This is one of those story situations where you need to have certain story beats happen and there’s no way around it. Going back to the big buy, I don’t feel it’s that the rat can talk. It’s actually that the rat can manipulate Linguini to cook (he does this via a ‘marionette’ type control). Because of this (it’s the only way to get the story to function without the humans understanding what Remy says), the rest of the world is played as realistic as possible.
Still, the movie is pretty entertaining. The final act hinges on a good review from a restaurant critic that once sank the restaurant’s five star rating. Remy’s ratatouille is a hit, but when Remy’s rat friends are also found in the kitchen, the restaurant is forced to close down. Later, the characters reemerge at a new restaurant and all is well in the end. A bit formulaic, but where else are you going to go with a Pixar movie? Have everyone die?
Formula works for a reason… It’s the storytellers job to add enough twists and turns AND create compelling characters that people identify with and root for.
Although the screenwriters make a decent attempt at trying to surprise with the end, shifting the action to another restaurant doesn’t seem like much of a surprise. Surprises and revelations drive a story and while Ratatouille is an entertaining ride, it’s through places you’ve seen before. It doesn’t answer basic questions like why can a rat cook? Or how did Linguini not know he was the heir?
I feel they answered these 2 questions. Remy grew up invading the farmhouse kitchen and reading the cook books. And it’s stated that Linguini’s mother didn’t tell him who his real father was. Simple enough solution!
The “moral” of the story is based around Remy. Always pursue your dream and such. Just because you’re different, blah, blah, blah. Again, not much of a surprise here. Remy overcoming his disapproving father is pretty standard. Good enough to carry the movie, but not detailed enough to wow you. The world of the rats was just a tad thin and could’ve used some more fleshing out.
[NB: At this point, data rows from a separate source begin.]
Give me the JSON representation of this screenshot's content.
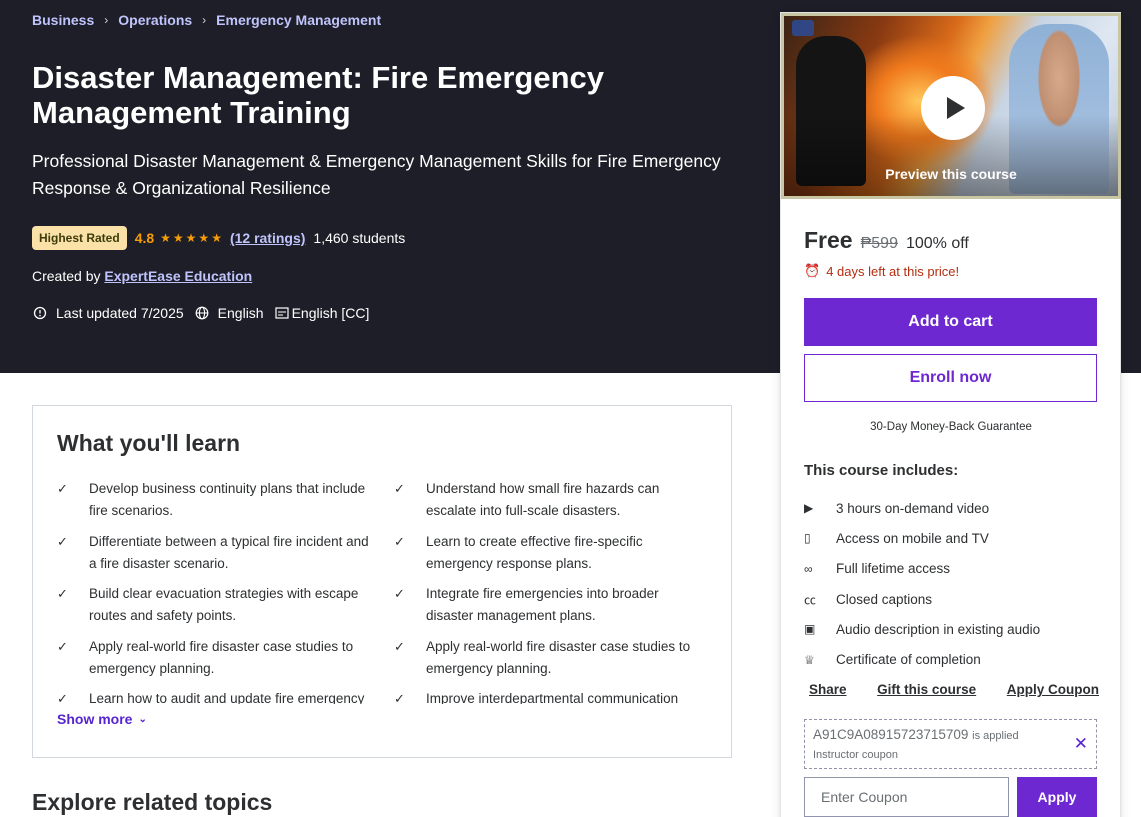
{
  "breadcrumb": [
    "Business",
    "Operations",
    "Emergency Management"
  ],
  "course": {
    "title": "Disaster Management: Fire Emergency Management Training",
    "subtitle": "Professional Disaster Management & Emergency Management Skills for Fire Emergency Response & Organizational Resilience",
    "badge": "Highest Rated",
    "rating": "4.8",
    "stars": "★★★★★",
    "ratings_count": "(12 ratings)",
    "students": "1,460 students",
    "created_by_label": "Created by",
    "instructor": "ExpertEase Education",
    "last_updated": "Last updated 7/2025",
    "language": "English",
    "captions": "English [CC]"
  },
  "learn": {
    "heading": "What you'll learn",
    "items": [
      "Develop business continuity plans that include fire scenarios.",
      "Understand how small fire hazards can escalate into full-scale disasters.",
      "Differentiate between a typical fire incident and a fire disaster scenario.",
      "Learn to create effective fire-specific emergency response plans.",
      "Build clear evacuation strategies with escape routes and safety points.",
      "Integrate fire emergencies into broader disaster management plans.",
      "Apply real-world fire disaster case studies to emergency planning.",
      "Apply real-world fire disaster case studies to emergency planning.",
      "Learn how to audit and update fire emergency",
      "Improve interdepartmental communication"
    ],
    "show_more": "Show more"
  },
  "explore_heading": "Explore related topics",
  "sidebar": {
    "preview_label": "Preview this course",
    "price": "Free",
    "old_price": "₱599",
    "discount": "100% off",
    "countdown": "4 days left at this price!",
    "add_to_cart": "Add to cart",
    "enroll_now": "Enroll now",
    "guarantee": "30-Day Money-Back Guarantee",
    "includes_title": "This course includes:",
    "includes": [
      {
        "icon": "video-icon",
        "glyph": "▶",
        "label": "3 hours on-demand video"
      },
      {
        "icon": "mobile-icon",
        "glyph": "▯",
        "label": "Access on mobile and TV"
      },
      {
        "icon": "infinity-icon",
        "glyph": "∞",
        "label": "Full lifetime access"
      },
      {
        "icon": "cc-icon",
        "glyph": "㏄",
        "label": "Closed captions"
      },
      {
        "icon": "audio-description-icon",
        "glyph": "▣",
        "label": "Audio description in existing audio"
      },
      {
        "icon": "trophy-icon",
        "glyph": "♕",
        "label": "Certificate of completion"
      }
    ],
    "share": "Share",
    "gift": "Gift this course",
    "apply_coupon": "Apply Coupon",
    "coupon_code": "A91C9A08915723715709",
    "coupon_applied": "is applied",
    "coupon_type": "Instructor coupon",
    "coupon_placeholder": "Enter Coupon",
    "apply": "Apply"
  },
  "colors": {
    "hero_bg": "#1d1e27",
    "accent": "#6d28d2",
    "link": "#c0c4fc",
    "star": "#f69c08",
    "alert": "#b32d0f"
  }
}
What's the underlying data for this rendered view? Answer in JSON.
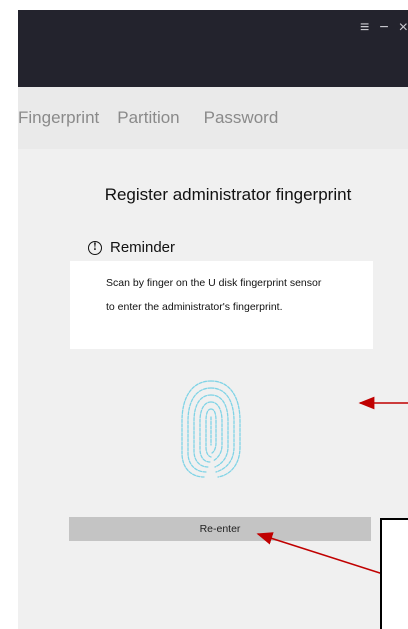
{
  "window": {
    "controls": {
      "menu": "≡",
      "minimize": "−",
      "close": "×"
    }
  },
  "tabs": [
    {
      "label": "Fingerprint"
    },
    {
      "label": "Partition"
    },
    {
      "label": "Password"
    }
  ],
  "main": {
    "title": "Register administrator fingerprint",
    "reminder_label": "Reminder",
    "reminder_line1": "Scan by finger on the U disk fingerprint sensor",
    "reminder_line2": "to enter the administrator's fingerprint.",
    "reenter_label": "Re-enter"
  },
  "colors": {
    "titlebar": "#23232d",
    "fingerprint": "#7fd3e6",
    "annotation_arrow": "#c00000"
  },
  "icons": {
    "info": "info-circle-icon",
    "fingerprint": "fingerprint-icon"
  }
}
I’m sure at one point in the story development process this was explored in great detail and it ultimately got cut becuase this story is about Remy and Linguini. The rats are one of the sub-plots. Sub-plots usually need to be kept cut thin otherwise they can easily overshadow the rest of the narrative.
Ratatouille is what I like to call a “par” screenplay. It’s good. Any less good and it would be bad. So if your screenplay isn’t at least as good as Ratatouille, it’s time to do some rewrites.
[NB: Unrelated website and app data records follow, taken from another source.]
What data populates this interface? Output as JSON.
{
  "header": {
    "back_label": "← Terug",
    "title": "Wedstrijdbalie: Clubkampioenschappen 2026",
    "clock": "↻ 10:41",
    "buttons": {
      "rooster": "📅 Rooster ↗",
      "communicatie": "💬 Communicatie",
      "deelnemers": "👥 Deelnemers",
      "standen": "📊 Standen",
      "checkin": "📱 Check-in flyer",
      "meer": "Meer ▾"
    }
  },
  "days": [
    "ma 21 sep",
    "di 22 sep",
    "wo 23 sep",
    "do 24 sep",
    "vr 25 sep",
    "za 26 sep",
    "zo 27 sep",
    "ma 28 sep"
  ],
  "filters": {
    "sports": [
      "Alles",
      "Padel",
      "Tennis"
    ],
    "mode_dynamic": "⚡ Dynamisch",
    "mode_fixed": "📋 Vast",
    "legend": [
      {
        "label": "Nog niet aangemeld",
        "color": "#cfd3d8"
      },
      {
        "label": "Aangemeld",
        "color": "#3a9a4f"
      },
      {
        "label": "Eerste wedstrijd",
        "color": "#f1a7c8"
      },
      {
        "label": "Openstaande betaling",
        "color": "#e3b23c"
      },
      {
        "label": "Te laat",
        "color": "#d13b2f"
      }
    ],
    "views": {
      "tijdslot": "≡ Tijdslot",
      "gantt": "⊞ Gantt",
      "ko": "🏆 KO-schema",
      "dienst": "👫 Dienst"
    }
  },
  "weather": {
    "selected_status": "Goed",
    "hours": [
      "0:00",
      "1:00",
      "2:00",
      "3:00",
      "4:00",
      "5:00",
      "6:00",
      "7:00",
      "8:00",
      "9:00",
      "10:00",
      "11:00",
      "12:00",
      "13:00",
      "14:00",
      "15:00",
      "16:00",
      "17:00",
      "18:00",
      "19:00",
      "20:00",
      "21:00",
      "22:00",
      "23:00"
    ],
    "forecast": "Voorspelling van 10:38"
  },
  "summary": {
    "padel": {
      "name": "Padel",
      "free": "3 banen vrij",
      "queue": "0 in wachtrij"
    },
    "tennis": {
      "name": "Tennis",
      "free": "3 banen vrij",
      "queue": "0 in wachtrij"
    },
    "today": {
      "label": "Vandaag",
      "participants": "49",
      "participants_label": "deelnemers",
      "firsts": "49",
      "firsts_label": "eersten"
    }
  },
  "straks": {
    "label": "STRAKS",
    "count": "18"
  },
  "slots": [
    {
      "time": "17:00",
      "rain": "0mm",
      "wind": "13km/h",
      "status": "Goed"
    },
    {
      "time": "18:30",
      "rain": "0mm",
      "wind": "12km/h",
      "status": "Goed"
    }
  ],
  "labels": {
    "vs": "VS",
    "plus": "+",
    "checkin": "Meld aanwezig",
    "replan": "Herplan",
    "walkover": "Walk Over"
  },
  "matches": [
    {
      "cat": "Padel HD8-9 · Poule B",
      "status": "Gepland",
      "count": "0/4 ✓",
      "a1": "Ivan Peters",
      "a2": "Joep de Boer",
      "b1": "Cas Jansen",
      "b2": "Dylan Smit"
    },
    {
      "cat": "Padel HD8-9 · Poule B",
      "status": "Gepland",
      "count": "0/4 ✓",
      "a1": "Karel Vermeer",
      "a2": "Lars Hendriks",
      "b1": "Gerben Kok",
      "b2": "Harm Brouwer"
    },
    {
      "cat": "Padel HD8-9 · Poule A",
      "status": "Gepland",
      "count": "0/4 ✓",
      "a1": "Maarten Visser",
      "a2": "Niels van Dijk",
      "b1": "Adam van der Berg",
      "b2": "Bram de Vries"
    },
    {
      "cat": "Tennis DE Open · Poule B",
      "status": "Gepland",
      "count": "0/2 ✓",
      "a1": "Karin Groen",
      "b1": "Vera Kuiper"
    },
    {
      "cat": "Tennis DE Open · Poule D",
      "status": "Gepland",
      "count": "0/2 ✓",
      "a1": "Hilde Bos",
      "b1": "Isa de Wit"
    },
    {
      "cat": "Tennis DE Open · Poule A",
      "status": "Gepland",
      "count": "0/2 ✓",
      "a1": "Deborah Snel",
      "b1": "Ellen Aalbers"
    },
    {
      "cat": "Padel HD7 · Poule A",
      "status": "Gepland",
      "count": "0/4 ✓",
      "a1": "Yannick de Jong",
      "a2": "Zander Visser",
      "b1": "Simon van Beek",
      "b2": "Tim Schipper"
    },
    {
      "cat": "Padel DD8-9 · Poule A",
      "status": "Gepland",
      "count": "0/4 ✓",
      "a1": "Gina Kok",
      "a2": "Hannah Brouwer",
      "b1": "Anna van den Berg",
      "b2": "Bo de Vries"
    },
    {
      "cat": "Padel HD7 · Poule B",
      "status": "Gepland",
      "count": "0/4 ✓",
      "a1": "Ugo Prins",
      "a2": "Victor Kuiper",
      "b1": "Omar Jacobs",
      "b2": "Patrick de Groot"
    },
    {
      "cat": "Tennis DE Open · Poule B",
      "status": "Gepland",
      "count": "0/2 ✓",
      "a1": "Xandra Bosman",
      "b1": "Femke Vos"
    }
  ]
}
Seems Tony is giving this a B. It was an A to me. I felt this film was a breath of fresh air and found some creative ways to solve some pretty tricky (and odd) story problems. Remember that this film had to be rescued by Brad Bird because the subject was so tricky. I believe he solved the problem by making the big buy the fact that Remy could ‘control’ Linguini and then removed everything else that didn’t support that. That meant creating a very natural world (there is no unrealistic displays of physics or slapstick characters that most animated films have).
I hope you can start to see why deciding on your stories ‘Big Buy’ is an important decision to make and how it can affect the rest of your story.